Gus Trowbridge's book Begin With a Dream tells the story of Manhattan Country School, the progressive elementary and middle school my daughter attended for the first decade of her life in the classroom. It's a memoir of how Augustus Trowbridge, whose forebears made the family fortune as merchants in the triangle trade, would use his privilege to found a school in which there would be no racial or economic majority and where each child would, in the immortal words of the Dr. Martin Luther King Jr., "not be judged by the color of their skin but by the content of their character."
Gus and his wife Marty were utterly inspired to do this work by Dr. King. Gus once told me how he and Marty sat in front of their TV screens watching the brutality that transpired during the 1965 March on Selma, and in that moment they knew they would have to do something to rebalance the scales of privilege in America. They would devote the rest of their lives to doing that. "Differences must be immediately experienced, treasured and understood," Gus wrote in the school's inaugural brochure, "because a school that avoids differences places education outside the context of living."
As an editor, I ended up being a sort of midwife to Gus's book and I believe it is work I was meant to do--work I was honored to do. Perhaps it is why I happened across this small progressive school in the first place, and why its very walls whispered to me that this was to be my daughter's place. Surely it is why, the first time I heard Gus speak at a conference about his life's work, I went up to him afterwards and gushed, "You need to write a book about this." He looked somewhat startled, I was a stranger to him then, and he stammered, "Well, I'm trying to do that." Gus was retired by that time, and was no longer a daily presence at the school. But four years later, he approached me in the living room of the school, which was then located in what used to be a very grand townhouse on the margin of the Upper East Side and Harlem, and he said, "Well, I have completed a draft of that book, and I would like it if you could read it and tell me what you think." It was the first time we had spoken since the day I so presumptuously suggested he write his story.
The next day when I dropped my then fifth-grader off at school, Gus had left for me 600 single-spaced pages in a binder.

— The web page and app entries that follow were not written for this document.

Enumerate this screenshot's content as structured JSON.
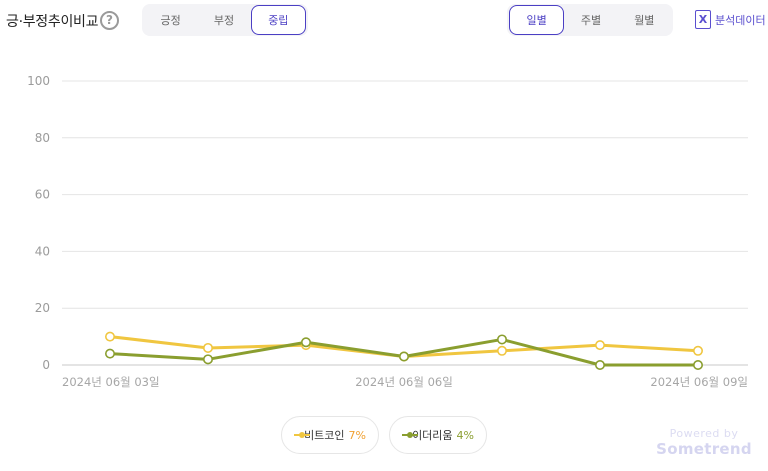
{
  "header": {
    "title": "긍·부정추이비교",
    "help_symbol": "?",
    "sentiment_tabs": [
      {
        "label": "긍정",
        "active": false
      },
      {
        "label": "부정",
        "active": false
      },
      {
        "label": "중립",
        "active": true
      }
    ],
    "period_tabs": [
      {
        "label": "일별",
        "active": true
      },
      {
        "label": "주별",
        "active": false
      },
      {
        "label": "월별",
        "active": false
      }
    ],
    "export": {
      "icon_letter": "X",
      "label": "분석데이터"
    }
  },
  "chart_data": {
    "type": "line",
    "x": [
      "2024년 06월 03일",
      "2024년 06월 04일",
      "2024년 06월 05일",
      "2024년 06월 06일",
      "2024년 06월 07일",
      "2024년 06월 08일",
      "2024년 06월 09일"
    ],
    "x_tick_labels": [
      "2024년 06월 03일",
      "2024년 06월 06일",
      "2024년 06월 09일"
    ],
    "series": [
      {
        "name": "비트코인",
        "color": "#f0c640",
        "values": [
          10,
          6,
          7,
          3,
          5,
          7,
          5
        ]
      },
      {
        "name": "이더리움",
        "color": "#8a9e2f",
        "values": [
          4,
          2,
          8,
          3,
          9,
          0,
          0
        ]
      }
    ],
    "ylim": [
      0,
      100
    ],
    "yticks": [
      0,
      20,
      40,
      60,
      80,
      100
    ],
    "grid": true,
    "legend_position": "bottom-center"
  },
  "legend": [
    {
      "name": "비트코인",
      "pct": "7%",
      "color": "#f0c640",
      "pct_color": "#f0a030"
    },
    {
      "name": "이더리움",
      "pct": "4%",
      "color": "#8a9e2f",
      "pct_color": "#8a9e2f"
    }
  ],
  "footer": {
    "powered_by": "Powered by",
    "brand": "Sometrend"
  }
}
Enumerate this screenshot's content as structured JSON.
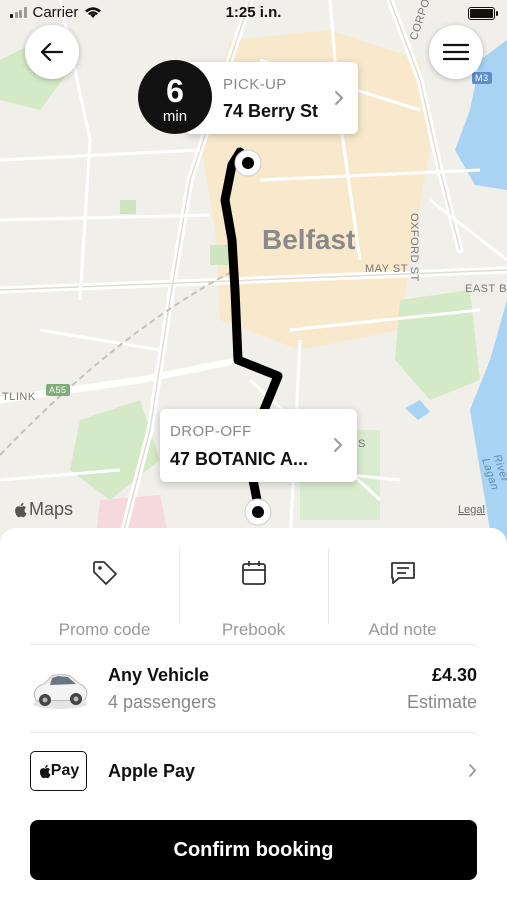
{
  "status_bar": {
    "carrier": "Carrier",
    "time": "1:25 i.n."
  },
  "map": {
    "city_label": "Belfast",
    "street_labels": [
      "MAY ST",
      "EAST B",
      "OXFORD ST",
      "CORPO",
      "TLINK",
      "River Lagan",
      "S",
      "M3",
      "A55"
    ],
    "pickup": {
      "eta_value": "6",
      "eta_unit": "min",
      "label": "PICK-UP",
      "address": "74 Berry St"
    },
    "dropoff": {
      "label": "DROP-OFF",
      "address": "47 BOTANIC A..."
    },
    "attribution": "Maps",
    "legal": "Legal",
    "route_color": "#000000"
  },
  "options": [
    {
      "label": "Promo code",
      "icon": "tag-icon"
    },
    {
      "label": "Prebook",
      "icon": "calendar-icon"
    },
    {
      "label": "Add note",
      "icon": "note-icon"
    }
  ],
  "vehicle": {
    "name": "Any Vehicle",
    "passengers": "4 passengers",
    "price": "£4.30",
    "price_note": "Estimate"
  },
  "payment": {
    "badge": "Pay",
    "name": "Apple Pay"
  },
  "confirm_label": "Confirm booking",
  "colors": {
    "primary": "#000000",
    "muted_text": "#888888",
    "map_background": "#f1efea",
    "water": "#a9d3f2",
    "park": "#cfe8c2",
    "urban": "#fbe7c2"
  }
}
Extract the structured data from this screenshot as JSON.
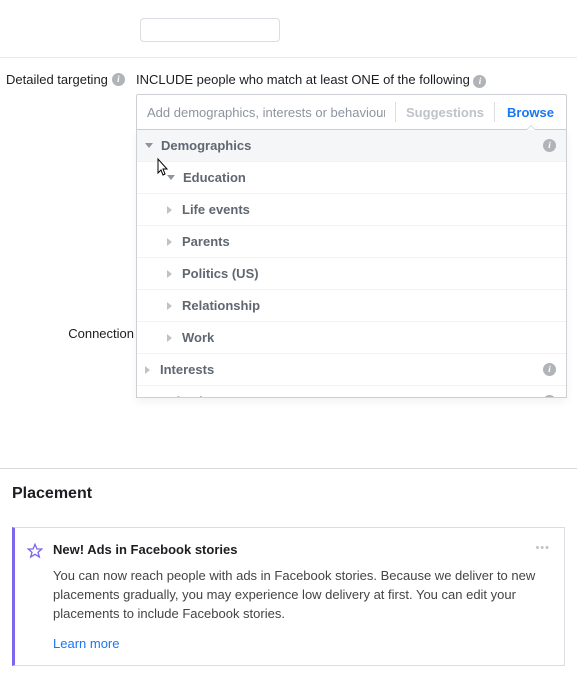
{
  "targeting": {
    "field_label": "Detailed targeting",
    "include_html": "INCLUDE people who match at least ONE of the following",
    "input_placeholder": "Add demographics, interests or behaviours",
    "suggestions_label": "Suggestions",
    "browse_label": "Browse",
    "categories": [
      {
        "label": "Demographics",
        "level": 0,
        "expanded": true,
        "info": true
      },
      {
        "label": "Education",
        "level": 1,
        "expanded": true,
        "info": false
      },
      {
        "label": "Life events",
        "level": 1,
        "expanded": false,
        "info": false
      },
      {
        "label": "Parents",
        "level": 1,
        "expanded": false,
        "info": false
      },
      {
        "label": "Politics (US)",
        "level": 1,
        "expanded": false,
        "info": false
      },
      {
        "label": "Relationship",
        "level": 1,
        "expanded": false,
        "info": false
      },
      {
        "label": "Work",
        "level": 1,
        "expanded": false,
        "info": false
      },
      {
        "label": "Interests",
        "level": 0,
        "expanded": false,
        "info": true
      },
      {
        "label": "Behaviours",
        "level": 0,
        "expanded": false,
        "info": true
      }
    ]
  },
  "connections_label": "Connection",
  "placement": {
    "header": "Placement",
    "callout": {
      "title": "New! Ads in Facebook stories",
      "body": "You can now reach people with ads in Facebook stories. Because we deliver to new placements gradually, you may experience low delivery at first. You can edit your placements to include Facebook stories.",
      "learn_more": "Learn more"
    }
  }
}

Over the next year, working together, we reorganized and edited the book down to 353 pages that tell the very moving story of a man committed to a mission despite all manner of obstacles, and a school committed to realizing the dream of Dr. Martin Luther King Jr. My daughter is immeasurably richer because of her foundational experience at this school, and its working organic farm. But not just my daughter, our entire family was positively imprinted by our connection to this "beloved community." Thank you, Gus, for the lifelong friendships forged, the minds opened, in a school that sends children out into the world as people of conscience, courage, and purpose, as connectors, as healers, as change-makers. Thank you, Gus, for using your life to pursue our highest good. The world is a better place because you were here. Rest In Peace. You've so richly earned it. Your legacy will live on.
August 14, 1934—July 09, 2017
This appeared in "Remembering Gus Trowbridge." I'm re-posting it here for my own record, and because I believe good ripples out. Gus's vision and purpose changed us all.